Stories of Standards: "Corcovado (Quiet Nights of Quiet Stars)" - Antonio Carlos Jobim

Jan 4, 2018

Tune in to Jazz with Victor Cooper - weekdays from 6-9 a.m. MT - for Stories of Standards to hear our favorite versions of this song all week long starting Monday, January 8!

Stories of Standards is sponsored by ListenUp - If you love music, you’ll love ListenUp.

“Corcovado (Quiet Nights of Quiet Stars)” was written in 1960 by Antonio Carlos Jobim with Portuguese lyrics. Two years later Gene Lees wrote English lyrics for the song using the title “Quiet Nights of Quiet Stars”, in which form Andy Williams recorded the song. The samba was based on African rhythmic patterns and tones. Composer Carlos Lyra, comparing bossa nova to jazz, said the samba sways side to side, while jazz moves front to back. João Gilberto’s soft flowing vocal tone greatly influenced bossa nova.

Antonio Carlos Jobim (1927-1994) came from a prominent family in Rio de Janeiro. In the 1950s Jobim, with poet Vinicius de Maraes and vocalist/guitarist Joaō Gilberto, created the style we now know as bossa nova. Jobim scored the movie “Black Orpheus” which won the 1959 Academy Award and the Golden Globe for Best Foreign Film and the Cannes Film Festival Palme d’Or for director Marcel Camus. In 1962 the recording of Jobim’s “Desafinado” by Stan Getz and Charlie Byrd became a hit in America. Jobim’s 1965 album “Getz/Gilberto” was the first jazz album to win the Grammy Award for Album of the Year. He preferred the studio over touring and in the 1970s focused on Brazilian film and television scores. When bossa nova made a comeback in the mid-1980s he started touring again, and was in New York City when he died of congestive heart failure.

Gene Lees (1928-2010) began writing in his home town of Hamilton, Ontario, Canada. He became music editor for the Louisville Kentucky “Times” in 1955 and went on to edit “Down Beat” magazine from 1959 to 1962, becoming a prominent critic and spokesman for jazz.
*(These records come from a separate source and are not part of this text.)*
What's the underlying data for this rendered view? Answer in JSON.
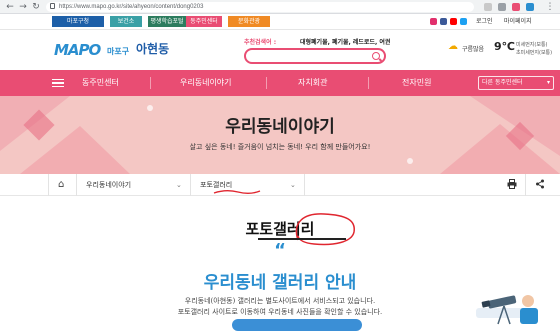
{
  "browser": {
    "url": "https://www.mapo.go.kr/site/ahyeon/content/dong0203"
  },
  "top_strip": {
    "tabs": [
      {
        "label": "마포구청",
        "color": "#1d5fa8"
      },
      {
        "label": "보건소",
        "color": "#3aa0a6"
      },
      {
        "label": "평생학습포털",
        "color": "#2c7c5e"
      },
      {
        "label": "동주민센터",
        "color": "#e94d73"
      },
      {
        "label": "문화관광",
        "color": "#f08a24"
      }
    ],
    "utility": [
      "로그인",
      "마이페이지"
    ]
  },
  "header": {
    "logo_mark": "MAPO",
    "logo_gu": "마포구",
    "logo_dong": "아현동",
    "recommend_label": "추천검색어 :",
    "recommend_words": "대형폐기물, 폐기물, 레드로드, 여권",
    "search_placeholder": "",
    "weather_state": "구름많음",
    "weather_temp": "9℃",
    "air_quality_1": "미세먼지(보통)",
    "air_quality_2": "초미세먼지(보통)"
  },
  "gnb": {
    "items": [
      "동주민센터",
      "우리동네이야기",
      "자치회관",
      "전자민원"
    ],
    "select_label": "다른 동주민센터"
  },
  "hero": {
    "title": "우리동네이야기",
    "subtitle": "살고 싶은 동네! 즐거움이 넘치는 동네! 우리 함께 만들어가요!"
  },
  "breadcrumb": {
    "items": [
      "우리동네이야기",
      "포토갤러리"
    ]
  },
  "content": {
    "page_title": "포토갤러리",
    "quote_mark": "“",
    "gallery_title": "우리동네 갤러리 안내",
    "desc_line1": "우리동네(아현동) 갤러리는 별도사이트에서 서비스되고 있습니다.",
    "desc_line2": "포토갤러리 사이트로 이동하여 우리동네 사진들을 확인할 수 있습니다."
  },
  "colors": {
    "accent_pink": "#e94d73",
    "brand_blue": "#2a8ecf",
    "hero_bg": "#f4c7c4",
    "annotation_red": "#e0262f"
  }
}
In addition to writing liner notes he studied composition, piano and guitar and wrote English lyrics for several of Jobim’s songs, translated the poems of Pope John Paul II and wrote several books.  He returned to Canada in the early 1970s where he had a monthly journal “Jazzletter”, which continued after he moved to California, where he died of a stroke in 2010.
 

Antonio Carlos Jobim